__INFORMATION__.
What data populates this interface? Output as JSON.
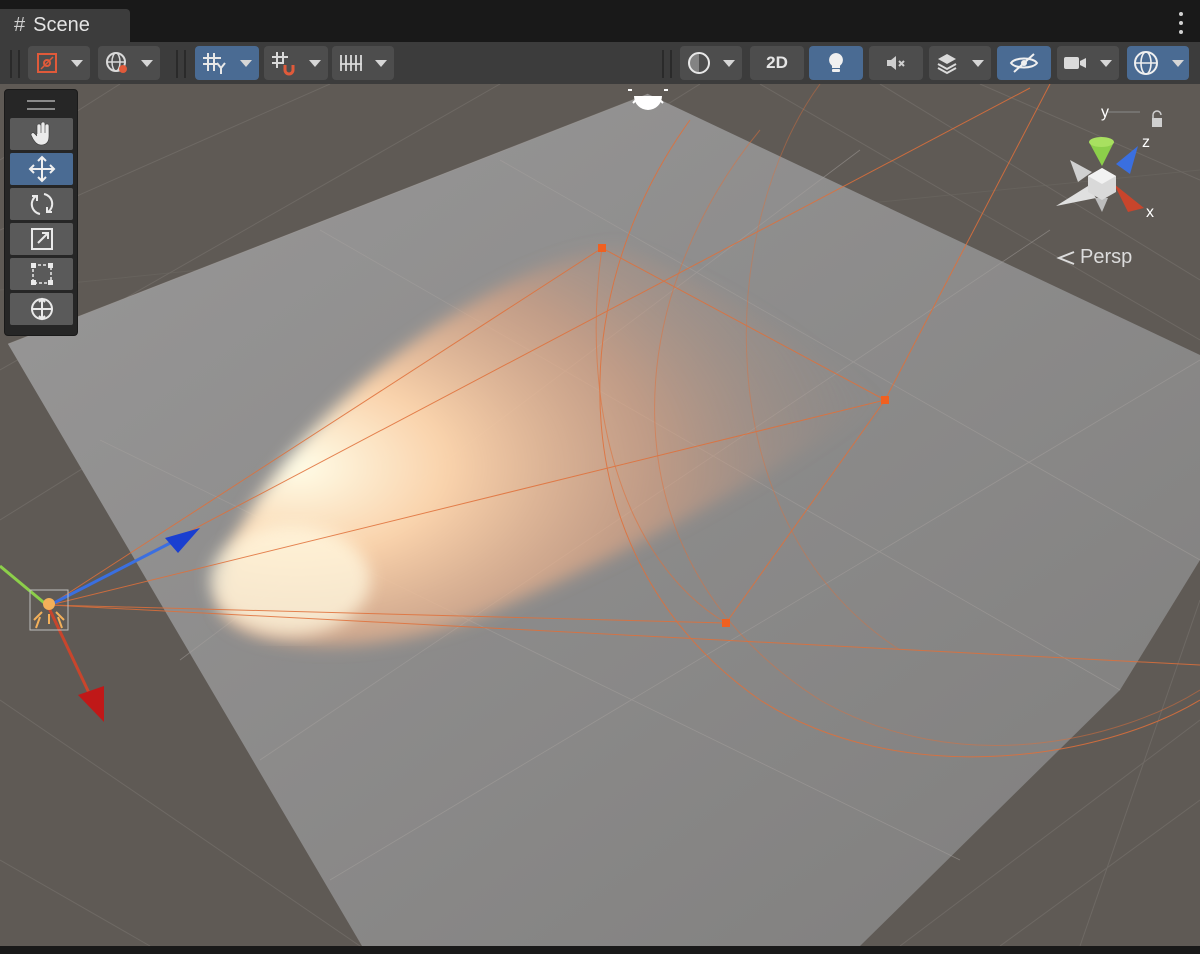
{
  "window": {
    "tab_title": "Scene",
    "tab_icon": "hash-grid-icon"
  },
  "toolbar": {
    "left_group": [
      {
        "name": "draw-mode-button",
        "icon": "draw-mode-icon",
        "has_dropdown": true
      },
      {
        "name": "global-local-button",
        "icon": "globe-icon",
        "has_dropdown": true
      }
    ],
    "grid_group": [
      {
        "name": "grid-visibility-button",
        "icon": "grid-y-icon",
        "active": true,
        "has_dropdown": true
      },
      {
        "name": "grid-snapping-button",
        "icon": "grid-snap-icon",
        "has_dropdown": true
      },
      {
        "name": "increment-snap-button",
        "icon": "ruler-icon",
        "has_dropdown": true
      }
    ],
    "right_group": [
      {
        "name": "shading-mode-button",
        "icon": "sphere-shading-icon",
        "has_dropdown": true
      },
      {
        "name": "2d-toggle",
        "label": "2D"
      },
      {
        "name": "lighting-toggle",
        "icon": "lightbulb-icon",
        "active": true
      },
      {
        "name": "audio-toggle",
        "icon": "speaker-mute-icon"
      },
      {
        "name": "effects-button",
        "icon": "layers-icon",
        "has_dropdown": true
      },
      {
        "name": "hidden-objects-toggle",
        "icon": "eye-off-icon",
        "active": true
      },
      {
        "name": "camera-button",
        "icon": "video-camera-icon",
        "has_dropdown": true
      },
      {
        "name": "gizmos-button",
        "icon": "gizmo-sphere-icon",
        "active": true,
        "has_dropdown": true
      }
    ],
    "twod_label": "2D"
  },
  "tools": [
    {
      "name": "hand-tool",
      "icon": "hand-icon",
      "active": false
    },
    {
      "name": "move-tool",
      "icon": "move-arrows-icon",
      "active": true
    },
    {
      "name": "rotate-tool",
      "icon": "rotate-icon",
      "active": false
    },
    {
      "name": "scale-tool",
      "icon": "scale-icon",
      "active": false
    },
    {
      "name": "rect-tool",
      "icon": "rect-transform-icon",
      "active": false
    },
    {
      "name": "transform-tool",
      "icon": "transform-icon",
      "active": false
    }
  ],
  "gizmo": {
    "x_label": "x",
    "y_label": "y",
    "z_label": "z",
    "projection_label": "Persp",
    "x_color": "#c8452c",
    "y_color": "#8ccf4a",
    "z_color": "#3a6fe0"
  },
  "scene": {
    "plane_color": "#8a8989",
    "background_color": "#5f5a55",
    "light_color": "#ffd9b0",
    "light_range_color": "#e0703a",
    "selected_light": "spot-light"
  }
}
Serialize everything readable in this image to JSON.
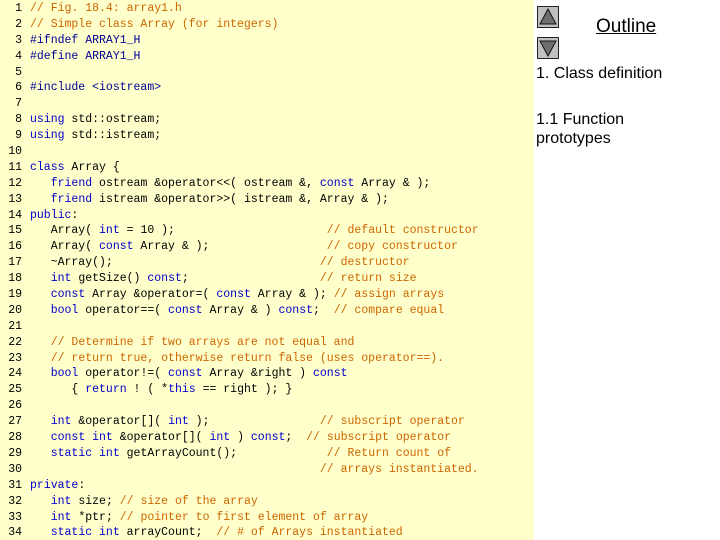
{
  "code": {
    "lines": [
      [
        {
          "t": "c",
          "v": "// Fig. 18.4: array1.h"
        }
      ],
      [
        {
          "t": "c",
          "v": "// Simple class Array (for integers)"
        }
      ],
      [
        {
          "t": "p",
          "v": "#ifndef ARRAY1_H"
        }
      ],
      [
        {
          "t": "p",
          "v": "#define ARRAY1_H"
        }
      ],
      [],
      [
        {
          "t": "p",
          "v": "#include <iostream>"
        }
      ],
      [],
      [
        {
          "t": "k",
          "v": "using"
        },
        {
          "t": "t",
          "v": " std::ostream;"
        }
      ],
      [
        {
          "t": "k",
          "v": "using"
        },
        {
          "t": "t",
          "v": " std::istream;"
        }
      ],
      [],
      [
        {
          "t": "k",
          "v": "class"
        },
        {
          "t": "t",
          "v": " Array {"
        }
      ],
      [
        {
          "t": "t",
          "v": "   "
        },
        {
          "t": "k",
          "v": "friend"
        },
        {
          "t": "t",
          "v": " ostream &operator<<( ostream &, "
        },
        {
          "t": "k",
          "v": "const"
        },
        {
          "t": "t",
          "v": " Array & );"
        }
      ],
      [
        {
          "t": "t",
          "v": "   "
        },
        {
          "t": "k",
          "v": "friend"
        },
        {
          "t": "t",
          "v": " istream &operator>>( istream &, Array & );"
        }
      ],
      [
        {
          "t": "k",
          "v": "public"
        },
        {
          "t": "t",
          "v": ":"
        }
      ],
      [
        {
          "t": "t",
          "v": "   Array( "
        },
        {
          "t": "k",
          "v": "int"
        },
        {
          "t": "t",
          "v": " = 10 );                      "
        },
        {
          "t": "c",
          "v": "// default constructor"
        }
      ],
      [
        {
          "t": "t",
          "v": "   Array( "
        },
        {
          "t": "k",
          "v": "const"
        },
        {
          "t": "t",
          "v": " Array & );                 "
        },
        {
          "t": "c",
          "v": "// copy constructor"
        }
      ],
      [
        {
          "t": "t",
          "v": "   ~Array();                              "
        },
        {
          "t": "c",
          "v": "// destructor"
        }
      ],
      [
        {
          "t": "t",
          "v": "   "
        },
        {
          "t": "k",
          "v": "int"
        },
        {
          "t": "t",
          "v": " getSize() "
        },
        {
          "t": "k",
          "v": "const"
        },
        {
          "t": "t",
          "v": ";                   "
        },
        {
          "t": "c",
          "v": "// return size"
        }
      ],
      [
        {
          "t": "t",
          "v": "   "
        },
        {
          "t": "k",
          "v": "const"
        },
        {
          "t": "t",
          "v": " Array &operator=( "
        },
        {
          "t": "k",
          "v": "const"
        },
        {
          "t": "t",
          "v": " Array & ); "
        },
        {
          "t": "c",
          "v": "// assign arrays"
        }
      ],
      [
        {
          "t": "t",
          "v": "   "
        },
        {
          "t": "k",
          "v": "bool"
        },
        {
          "t": "t",
          "v": " operator==( "
        },
        {
          "t": "k",
          "v": "const"
        },
        {
          "t": "t",
          "v": " Array & ) "
        },
        {
          "t": "k",
          "v": "const"
        },
        {
          "t": "t",
          "v": ";  "
        },
        {
          "t": "c",
          "v": "// compare equal"
        }
      ],
      [],
      [
        {
          "t": "t",
          "v": "   "
        },
        {
          "t": "c",
          "v": "// Determine if two arrays are not equal and"
        }
      ],
      [
        {
          "t": "t",
          "v": "   "
        },
        {
          "t": "c",
          "v": "// return true, otherwise return false (uses operator==)."
        }
      ],
      [
        {
          "t": "t",
          "v": "   "
        },
        {
          "t": "k",
          "v": "bool"
        },
        {
          "t": "t",
          "v": " operator!=( "
        },
        {
          "t": "k",
          "v": "const"
        },
        {
          "t": "t",
          "v": " Array &right ) "
        },
        {
          "t": "k",
          "v": "const"
        }
      ],
      [
        {
          "t": "t",
          "v": "      { "
        },
        {
          "t": "k",
          "v": "return"
        },
        {
          "t": "t",
          "v": " ! ( *"
        },
        {
          "t": "k",
          "v": "this"
        },
        {
          "t": "t",
          "v": " == right ); }"
        }
      ],
      [],
      [
        {
          "t": "t",
          "v": "   "
        },
        {
          "t": "k",
          "v": "int"
        },
        {
          "t": "t",
          "v": " &operator[]( "
        },
        {
          "t": "k",
          "v": "int"
        },
        {
          "t": "t",
          "v": " );                "
        },
        {
          "t": "c",
          "v": "// subscript operator"
        }
      ],
      [
        {
          "t": "t",
          "v": "   "
        },
        {
          "t": "k",
          "v": "const int"
        },
        {
          "t": "t",
          "v": " &operator[]( "
        },
        {
          "t": "k",
          "v": "int"
        },
        {
          "t": "t",
          "v": " ) "
        },
        {
          "t": "k",
          "v": "const"
        },
        {
          "t": "t",
          "v": ";  "
        },
        {
          "t": "c",
          "v": "// subscript operator"
        }
      ],
      [
        {
          "t": "t",
          "v": "   "
        },
        {
          "t": "k",
          "v": "static int"
        },
        {
          "t": "t",
          "v": " getArrayCount();             "
        },
        {
          "t": "c",
          "v": "// Return count of"
        }
      ],
      [
        {
          "t": "t",
          "v": "                                          "
        },
        {
          "t": "c",
          "v": "// arrays instantiated."
        }
      ],
      [
        {
          "t": "k",
          "v": "private"
        },
        {
          "t": "t",
          "v": ":"
        }
      ],
      [
        {
          "t": "t",
          "v": "   "
        },
        {
          "t": "k",
          "v": "int"
        },
        {
          "t": "t",
          "v": " size; "
        },
        {
          "t": "c",
          "v": "// size of the array"
        }
      ],
      [
        {
          "t": "t",
          "v": "   "
        },
        {
          "t": "k",
          "v": "int"
        },
        {
          "t": "t",
          "v": " *ptr; "
        },
        {
          "t": "c",
          "v": "// pointer to first element of array"
        }
      ],
      [
        {
          "t": "t",
          "v": "   "
        },
        {
          "t": "k",
          "v": "static int"
        },
        {
          "t": "t",
          "v": " arrayCount;  "
        },
        {
          "t": "c",
          "v": "// # of Arrays instantiated"
        }
      ]
    ]
  },
  "outline": {
    "title": "Outline",
    "items": [
      "1. Class definition",
      "1.1 Function prototypes"
    ]
  },
  "nav": {
    "up_icon": "triangle-up-icon",
    "down_icon": "triangle-down-icon"
  },
  "colors": {
    "code_background": "#ffffcc",
    "comment": "#cc6600",
    "keyword": "#0000cc",
    "preprocessor": "#000099",
    "text": "#000000"
  }
}
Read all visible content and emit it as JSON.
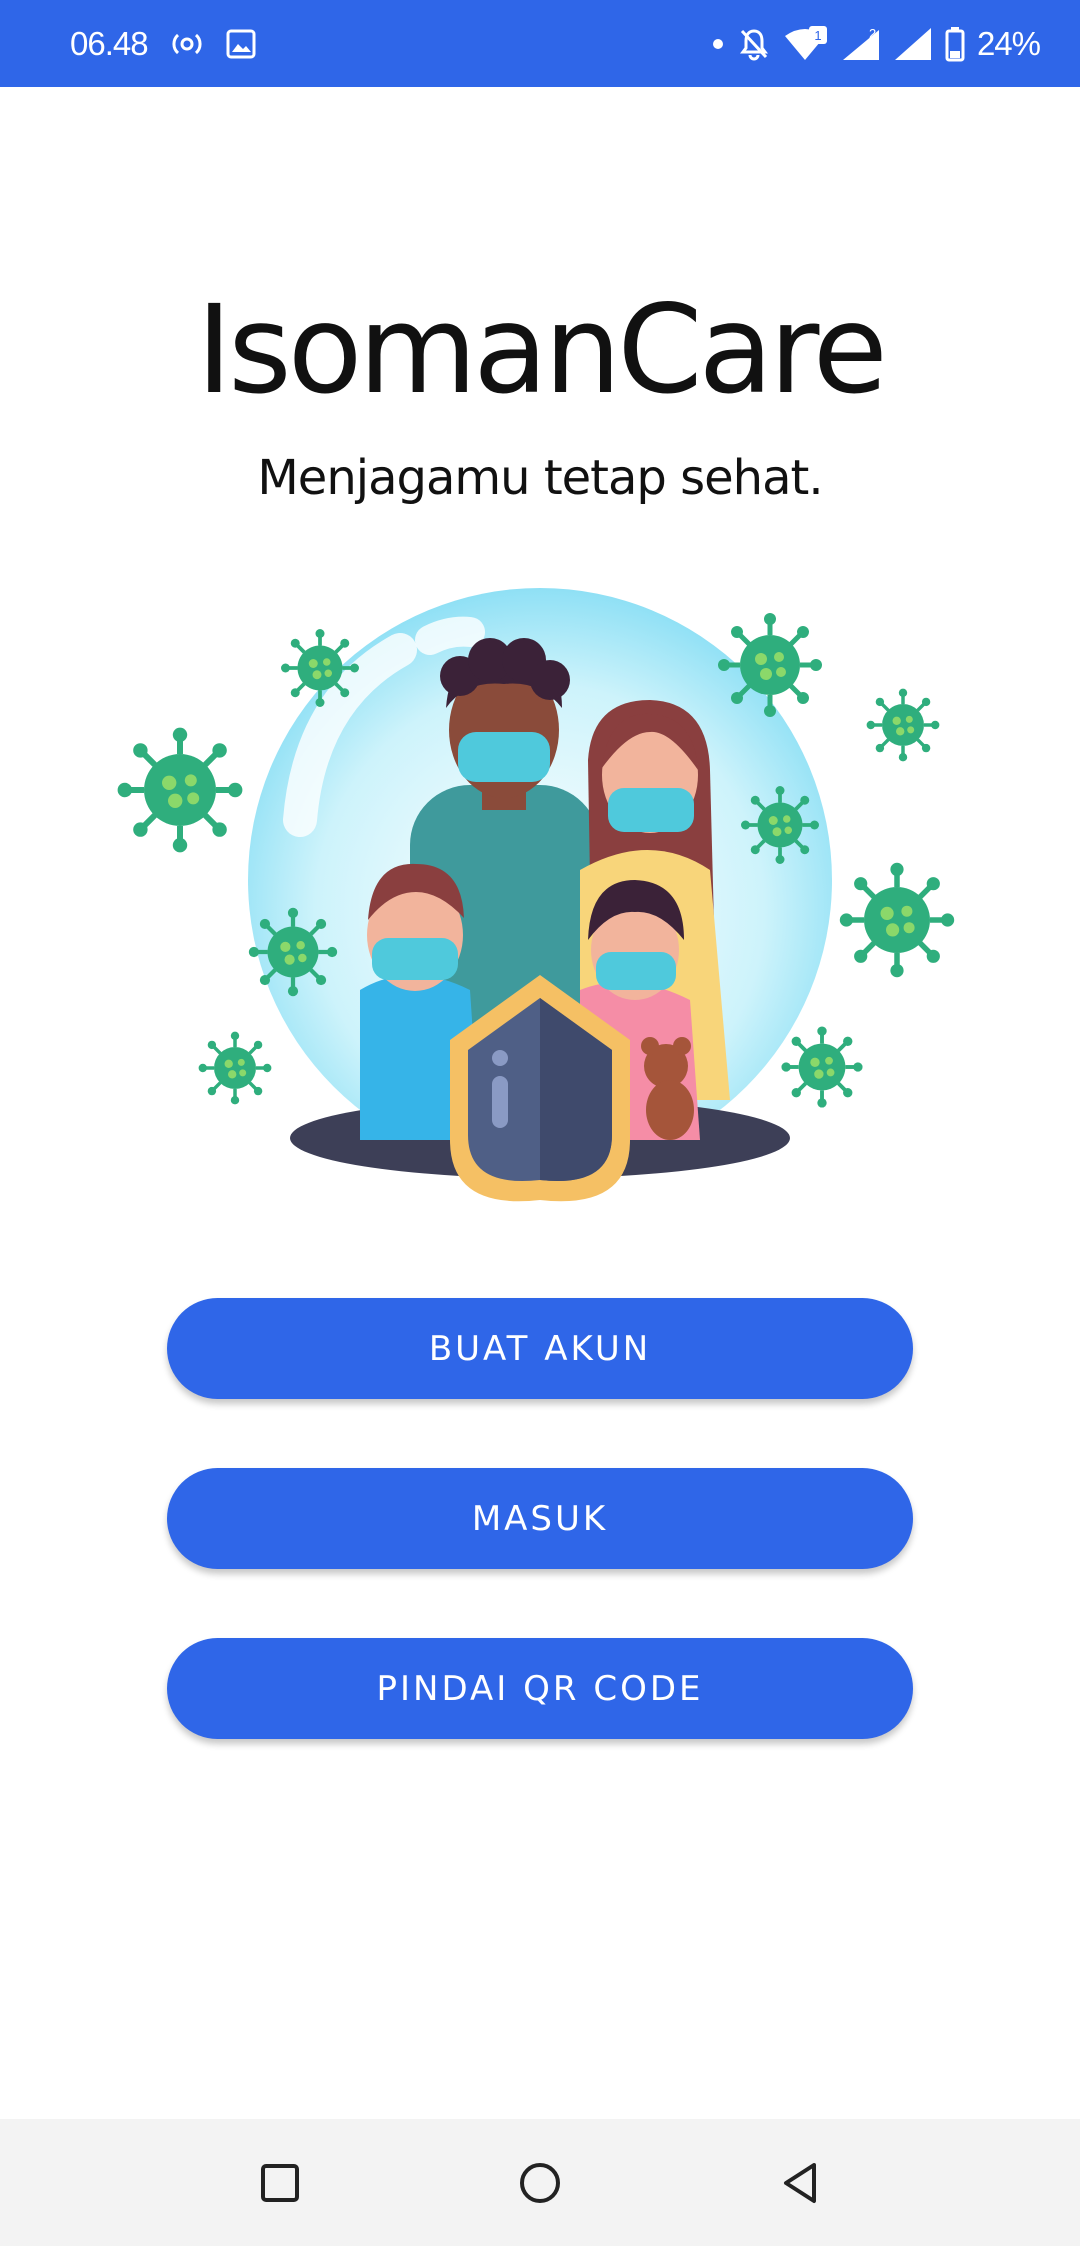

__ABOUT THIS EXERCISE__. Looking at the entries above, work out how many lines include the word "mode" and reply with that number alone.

__SOLUTION BELOW__. 3